BEGIN DATA PROVIDED
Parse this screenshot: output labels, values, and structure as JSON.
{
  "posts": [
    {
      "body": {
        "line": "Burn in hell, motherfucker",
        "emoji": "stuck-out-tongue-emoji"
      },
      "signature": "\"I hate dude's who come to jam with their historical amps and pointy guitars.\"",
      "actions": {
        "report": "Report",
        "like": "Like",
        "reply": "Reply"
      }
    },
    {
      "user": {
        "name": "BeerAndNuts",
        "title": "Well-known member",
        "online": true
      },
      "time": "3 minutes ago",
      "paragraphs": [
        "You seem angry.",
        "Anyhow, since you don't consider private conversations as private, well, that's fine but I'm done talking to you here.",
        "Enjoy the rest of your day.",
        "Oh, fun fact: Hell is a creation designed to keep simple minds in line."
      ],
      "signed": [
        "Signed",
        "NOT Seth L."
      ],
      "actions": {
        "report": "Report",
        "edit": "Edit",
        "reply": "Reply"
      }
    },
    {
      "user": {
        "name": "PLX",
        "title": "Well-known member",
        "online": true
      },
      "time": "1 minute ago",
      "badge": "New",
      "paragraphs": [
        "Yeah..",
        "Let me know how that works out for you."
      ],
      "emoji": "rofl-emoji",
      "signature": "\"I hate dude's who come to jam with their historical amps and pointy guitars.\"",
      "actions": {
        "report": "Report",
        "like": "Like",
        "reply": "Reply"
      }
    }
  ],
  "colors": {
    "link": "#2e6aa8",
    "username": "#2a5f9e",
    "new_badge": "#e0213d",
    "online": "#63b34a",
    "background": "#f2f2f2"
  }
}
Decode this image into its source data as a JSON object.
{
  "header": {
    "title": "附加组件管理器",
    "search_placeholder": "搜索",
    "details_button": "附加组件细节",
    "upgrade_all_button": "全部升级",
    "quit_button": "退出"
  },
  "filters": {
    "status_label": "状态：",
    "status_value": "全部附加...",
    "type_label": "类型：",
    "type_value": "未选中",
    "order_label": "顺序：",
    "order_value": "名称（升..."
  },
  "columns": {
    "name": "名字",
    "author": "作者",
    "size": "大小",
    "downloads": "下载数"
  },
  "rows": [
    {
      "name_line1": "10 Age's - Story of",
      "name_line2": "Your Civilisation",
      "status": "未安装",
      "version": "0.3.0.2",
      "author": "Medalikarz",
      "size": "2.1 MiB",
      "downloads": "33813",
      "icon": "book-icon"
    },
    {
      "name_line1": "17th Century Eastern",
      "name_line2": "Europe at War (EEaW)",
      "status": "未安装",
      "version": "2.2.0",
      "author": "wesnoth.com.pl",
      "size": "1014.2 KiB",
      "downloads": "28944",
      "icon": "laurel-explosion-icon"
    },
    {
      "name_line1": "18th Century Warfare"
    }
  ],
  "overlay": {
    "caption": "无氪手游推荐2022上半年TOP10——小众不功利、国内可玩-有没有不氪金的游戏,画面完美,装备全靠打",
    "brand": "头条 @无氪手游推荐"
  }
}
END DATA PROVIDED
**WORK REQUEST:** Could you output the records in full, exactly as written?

**YOUR SOLUTION:**
Parse this screenshot: output labels, values, and structure as JSON.
{
  "posts": [
    {
      "body": {
        "line": "Burn in hell, motherfucker",
        "emoji": "stuck-out-tongue-emoji"
      },
      "signature": "\"I hate dude's who come to jam with their historical amps and pointy guitars.\"",
      "actions": {
        "report": "Report",
        "like": "Like",
        "reply": "Reply"
      }
    },
    {
      "user": {
        "name": "BeerAndNuts",
        "title": "Well-known member",
        "online": true
      },
      "time": "3 minutes ago",
      "paragraphs": [
        "You seem angry.",
        "Anyhow, since you don't consider private conversations as private, well, that's fine but I'm done talking to you here.",
        "Enjoy the rest of your day.",
        "Oh, fun fact: Hell is a creation designed to keep simple minds in line."
      ],
      "signed": [
        "Signed",
        "NOT Seth L."
      ],
      "actions": {
        "report": "Report",
        "edit": "Edit",
        "reply": "Reply"
      }
    },
    {
      "user": {
        "name": "PLX",
        "title": "Well-known member",
        "online": true
      },
      "time": "1 minute ago",
      "badge": "New",
      "paragraphs": [
        "Yeah..",
        "Let me know how that works out for you."
      ],
      "emoji": "rofl-emoji",
      "signature": "\"I hate dude's who come to jam with their historical amps and pointy guitars.\"",
      "actions": {
        "report": "Report",
        "like": "Like",
        "reply": "Reply"
      }
    }
  ],
  "colors": {
    "link": "#2e6aa8",
    "username": "#2a5f9e",
    "new_badge": "#e0213d",
    "online": "#63b34a",
    "background": "#f2f2f2"
  }
}
Decode this image into its source data as a JSON object.
{
  "header": {
    "title": "附加组件管理器",
    "search_placeholder": "搜索",
    "details_button": "附加组件细节",
    "upgrade_all_button": "全部升级",
    "quit_button": "退出"
  },
  "filters": {
    "status_label": "状态：",
    "status_value": "全部附加...",
    "type_label": "类型：",
    "type_value": "未选中",
    "order_label": "顺序：",
    "order_value": "名称（升..."
  },
  "columns": {
    "name": "名字",
    "author": "作者",
    "size": "大小",
    "downloads": "下载数"
  },
  "rows": [
    {
      "name_line1": "10 Age's - Story of",
      "name_line2": "Your Civilisation",
      "status": "未安装",
      "version": "0.3.0.2",
      "author": "Medalikarz",
      "size": "2.1 MiB",
      "downloads": "33813",
      "icon": "book-icon"
    },
    {
      "name_line1": "17th Century Eastern",
      "name_line2": "Europe at War (EEaW)",
      "status": "未安装",
      "version": "2.2.0",
      "author": "wesnoth.com.pl",
      "size": "1014.2 KiB",
      "downloads": "28944",
      "icon": "laurel-explosion-icon"
    },
    {
      "name_line1": "18th Century Warfare"
    }
  ],
  "overlay": {
    "caption": "无氪手游推荐2022上半年TOP10——小众不功利、国内可玩-有没有不氪金的游戏,画面完美,装备全靠打",
    "brand": "头条 @无氪手游推荐"
  }
}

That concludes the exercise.